He whispers of the stars, the drift of a million suns that wink and shimmer, filling the sky with inky purple shadows. He bellows of the storms that have shuddered through his eaves, shaking plaster dust from his joists, threatening to tear his wooden skeleton from his slate skin. He drones of the bees, their waxy hexagons that tunnelled through him until his hollows shook with waggle dances and sung with the hive mind. Disturbed, honey drips and falls into my eyes.

He asks to take my hand and instinctively I reach for him. I yearn to count the stars as friends, to feel myself expand under the sun’s rays. He creaks, timbers groaning like a battered mast for love of me.

‘I love you more than the dawn,’ he chitters. ‘More than the bees. I’d extinguish a thousand constellations for you.’

Then I smell his breath‒wind-dried skin and bone, cement ground to powder by damp and time‒ and I kiss him once and stumble away. The Christmas box tips and falls, wreathing the boards with unlit bulbs.

There’s a boy in the cupboard. I run to him as the roof shakes and groans, as brick dust salts my hair and gums my tongue. The boy’s door opens with a sigh. I burrow into him, rip through layers of wallpaper‒ floral, stripe, floral‒ and dig my fingertips into his plaster, searching for his heart. I follow the pulse and thump until I find it, lay my palm over the beats that come faster for the touch of me.
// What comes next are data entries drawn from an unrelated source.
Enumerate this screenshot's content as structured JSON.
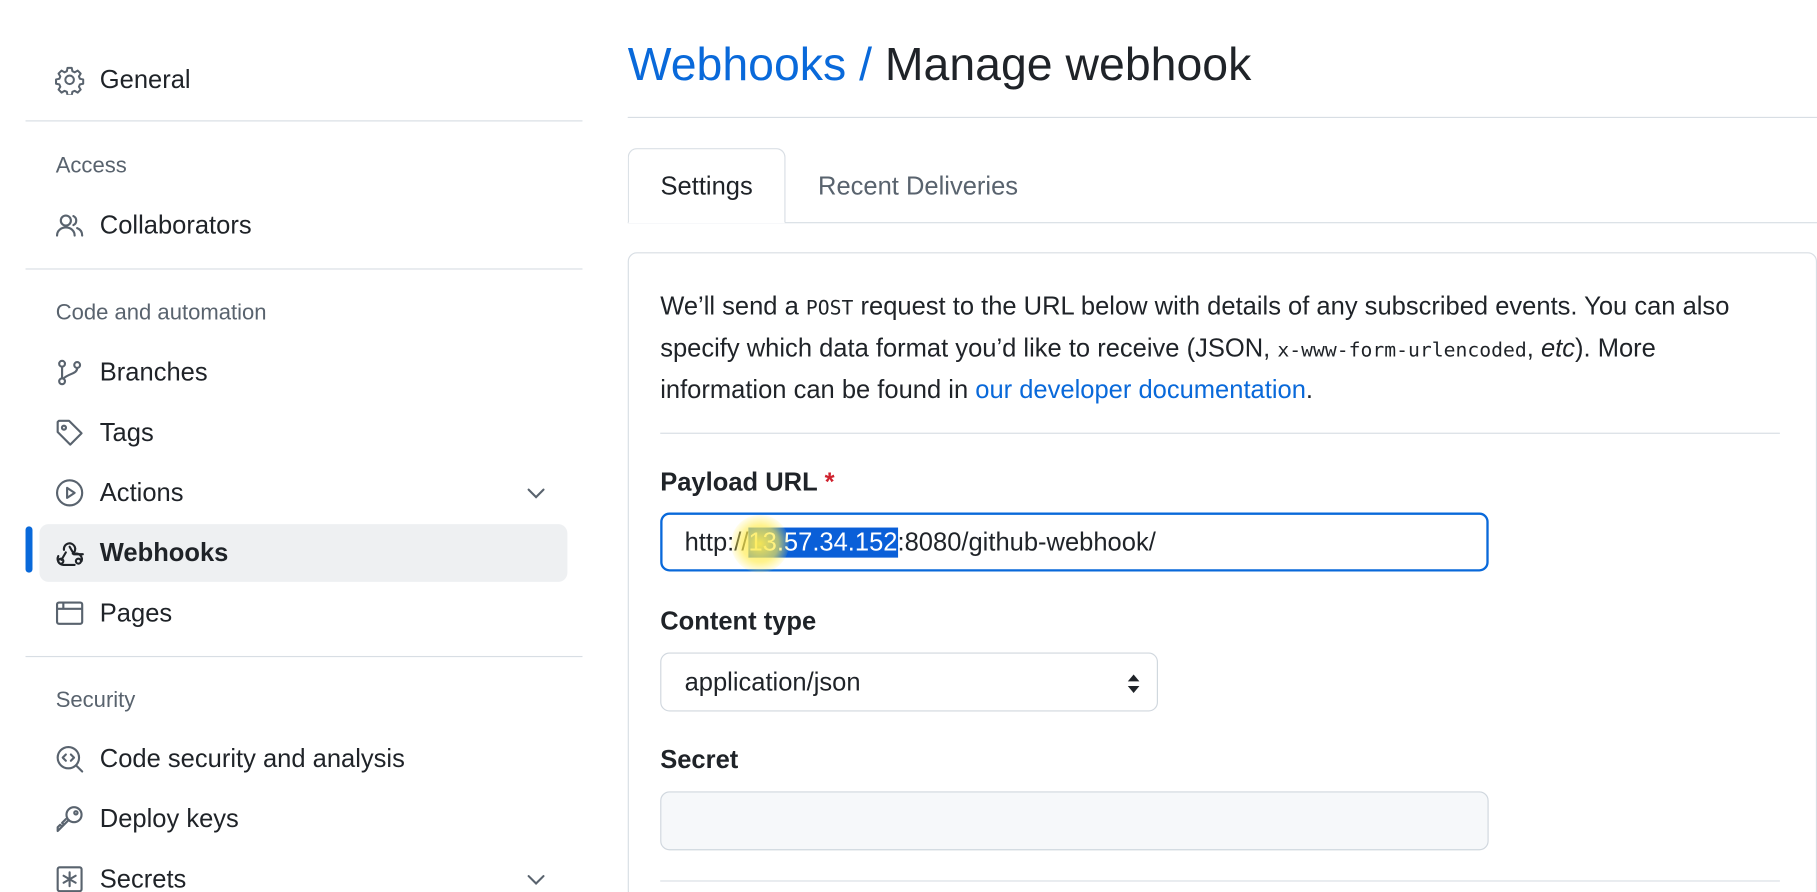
{
  "sidebar": {
    "general": {
      "label": "General",
      "icon": "gear-icon"
    },
    "sections": [
      {
        "heading": "Access"
      },
      {
        "heading": "Code and automation"
      },
      {
        "heading": "Security"
      }
    ],
    "items": {
      "collaborators": {
        "label": "Collaborators",
        "icon": "people-icon"
      },
      "branches": {
        "label": "Branches",
        "icon": "git-branch-icon"
      },
      "tags": {
        "label": "Tags",
        "icon": "tag-icon"
      },
      "actions": {
        "label": "Actions",
        "icon": "play-icon"
      },
      "webhooks": {
        "label": "Webhooks",
        "icon": "webhook-icon",
        "active": true
      },
      "pages": {
        "label": "Pages",
        "icon": "browser-icon"
      },
      "code_security": {
        "label": "Code security and analysis",
        "icon": "codescan-icon"
      },
      "deploy_keys": {
        "label": "Deploy keys",
        "icon": "key-icon"
      },
      "secrets": {
        "label": "Secrets",
        "icon": "asterisk-icon"
      }
    }
  },
  "header": {
    "crumb": "Webhooks",
    "separator": "/",
    "current": "Manage webhook"
  },
  "tabs": [
    {
      "label": "Settings",
      "selected": true
    },
    {
      "label": "Recent Deliveries",
      "selected": false
    }
  ],
  "intro": {
    "part1": "We’ll send a ",
    "code1": "POST",
    "part2": " request to the URL below with details of any subscribed events. You can also specify which data format you’d like to receive (JSON, ",
    "code2": "x-www-form-urlencoded",
    "part3": ", ",
    "etc": "etc",
    "part4": "). More information can be found in ",
    "link": "our developer documentation",
    "part5": "."
  },
  "form": {
    "payload_url": {
      "label": "Payload URL",
      "required_mark": "*",
      "value_prefix": "http://",
      "value_selected": "13.57.34.152",
      "value_suffix": ":8080/github-webhook/"
    },
    "content_type": {
      "label": "Content type",
      "value": "application/json"
    },
    "secret": {
      "label": "Secret",
      "value": ""
    }
  },
  "colors": {
    "accent": "#0969da",
    "selection": "#0a5fd8",
    "required": "#cf222e",
    "active_bg": "#eef0f2"
  }
}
The boy in the cupboard never begs me to stay, promises nothing as I curl in his darkness, my hand on his mineral chest. Soon I’m as cold as he is warm.

The boy in the floor stares through knots and gaps between boards, with his woodlouse eyes, his cable lips and tied-up tongue, tangled with balls of hair and shredded newspaper.

I never talk him.

Success- hooray!

After a succession of rejections, this piece of flash fiction was published yesterday on the website for Flash Flood the National Flash Fiction Day journal.

Do visit the site if you fancy reading some great fiction.